Electrical certificates of compliance and why you need one

What is an Electrical Certificate of Compliance?

In terms of Section 10 of the Occupational Health and Safety Act 85 of 1993, read with the relevant regulations, every electrical installation must have an electrical certificate of compliance. An electrical certificate of compliance certifies that a specific electrical installation is in accordance with the minimum standards of safety as set out in legislation and the South African National Standards publication number SANS10142-1. Therefore, all homeowners are required to have an electrical certificate of compliance for the electrical installation in their homes.

Who can issue an electrical certificate of compliance?

Only a qualified electrician who is a registered electrical contractor may inspect your electrical installation and issue a compliance certificate with regards thereto. To find out if an electrician is a registered electrical contractor, simply ask for his/her registration certificate from the Department of Labour. 

How long is an electrical certificate of compliance valid for?

For purposes of selling and transferring your property, you must ensure that your electrical certificate of compliance is dated within 2 years of date of expected registration.

This is set out in Regulation GNR 242 to the Act. In terms of these regulations, specifically regulation 7(1), “every user or lessor of an electrical installation … shall have a valid certificate of compliance for that installation … in respect of every such electrical installation”. Furthermore, subsection 5 states that “the user or lessor may not allow a change of ownership if the certificate of compliance is older than two years”.

Yet, if you have a certificate dated within 2 years but have since made significant alterations to the electrical installation of your home, a new or supplementary electrical certificate of compliance will need to be issued by a qualified electrician in terms of regulation 7(4).  

Who is responsible for the costs involved in obtaining a certificate?

The seller is responsible for the costs of obtaining a certificate. This includes paying the electrician for the inspection, paying for the certificate and paying for any issues relating to the safety of the electrical installation to be remedied by an electrician.  It is always wise to refer to the sale agreement to determine the respective responsibilities of the seller and purchaser. 
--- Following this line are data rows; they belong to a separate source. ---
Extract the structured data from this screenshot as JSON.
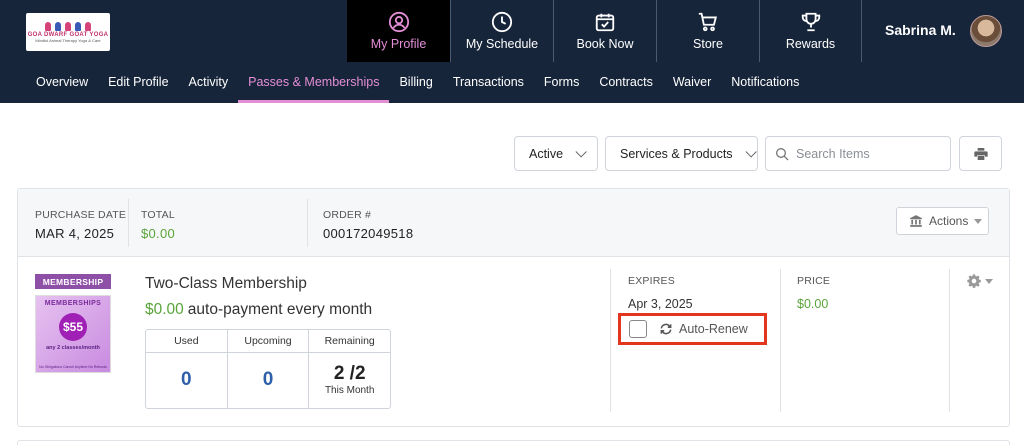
{
  "brand": {
    "name": "GOA DWARF GOAT YOGA",
    "tagline": "Mindful Animal Therapy Yoga & Care"
  },
  "top_nav": [
    {
      "label": "My Profile",
      "icon": "user-circle-icon"
    },
    {
      "label": "My Schedule",
      "icon": "clock-icon"
    },
    {
      "label": "Book Now",
      "icon": "calendar-check-icon"
    },
    {
      "label": "Store",
      "icon": "cart-icon"
    },
    {
      "label": "Rewards",
      "icon": "trophy-icon"
    }
  ],
  "user": {
    "name": "Sabrina M."
  },
  "sub_nav": [
    {
      "label": "Overview"
    },
    {
      "label": "Edit Profile"
    },
    {
      "label": "Activity"
    },
    {
      "label": "Passes & Memberships",
      "active": true
    },
    {
      "label": "Billing"
    },
    {
      "label": "Transactions"
    },
    {
      "label": "Forms"
    },
    {
      "label": "Contracts"
    },
    {
      "label": "Waiver"
    },
    {
      "label": "Notifications"
    }
  ],
  "filters": {
    "status": "Active",
    "category": "Services & Products",
    "search_placeholder": "Search Items"
  },
  "order": {
    "purchase_date_label": "PURCHASE DATE",
    "purchase_date": "MAR 4, 2025",
    "total_label": "TOTAL",
    "total": "$0.00",
    "order_label": "ORDER #",
    "order_number": "000172049518",
    "actions_label": "Actions"
  },
  "item": {
    "badge": "MEMBERSHIP",
    "thumb_title": "MEMBERSHIPS",
    "thumb_price": "$55",
    "thumb_caption": "any 2 classes/month",
    "thumb_footer": "No Obligations Cancel Anytime No Refunds",
    "name": "Two-Class Membership",
    "price": "$0.00",
    "payment_text": "auto-payment every month",
    "stats": {
      "used_label": "Used",
      "used": "0",
      "upcoming_label": "Upcoming",
      "upcoming": "0",
      "remaining_label": "Remaining",
      "remaining": "2 /2",
      "remaining_sub": "This Month"
    },
    "expires_label": "EXPIRES",
    "expires": "Apr 3, 2025",
    "auto_renew_label": "Auto-Renew",
    "auto_renew_checked": false,
    "price_label": "PRICE",
    "price_value": "$0.00"
  },
  "colors": {
    "header": "#17253a",
    "accent": "#e48ed6",
    "green": "#5aa53a",
    "highlight": "#e2361e",
    "badge": "#8e4fa6"
  }
}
Why does the Conveyancer need a copy of the certificate?

As mentioned above, the law requires all homeowners to have an electrical certificate of compliance for the electrical installations in their homes. We request a copy to ensure that the homeowners are compliant in that regard. 

Furthermore, in instances where the purchaser applies for a bond, the bank will request a copy of the electrical certificate of compliance before issuing any guarantees for the purchase price. The conveyancing attorney must therefore send a copy to the bond registration attorneys once the purchaser has obtained final bond approval. 

Need a referral for an Electrician?

Should you require a referral to a reputable and qualified electrician to assist you with issuing an electrical certificate of compliance, do not hesitate to contact us, we are happy to assist.

References

Occupational Health and Safety Act 85 of 1993

Electrical Installation Regulations published in terms of Government Notice R242 in Government Gazette 31975 dated 6 March 2009

South African National Standards publication number SANS10142-1

Helpful resources

https://ecasa.co.za/

https://www.cch.co.za/news/what-do-you-need-to-know-about-home-electrical-certificates-of-compliance/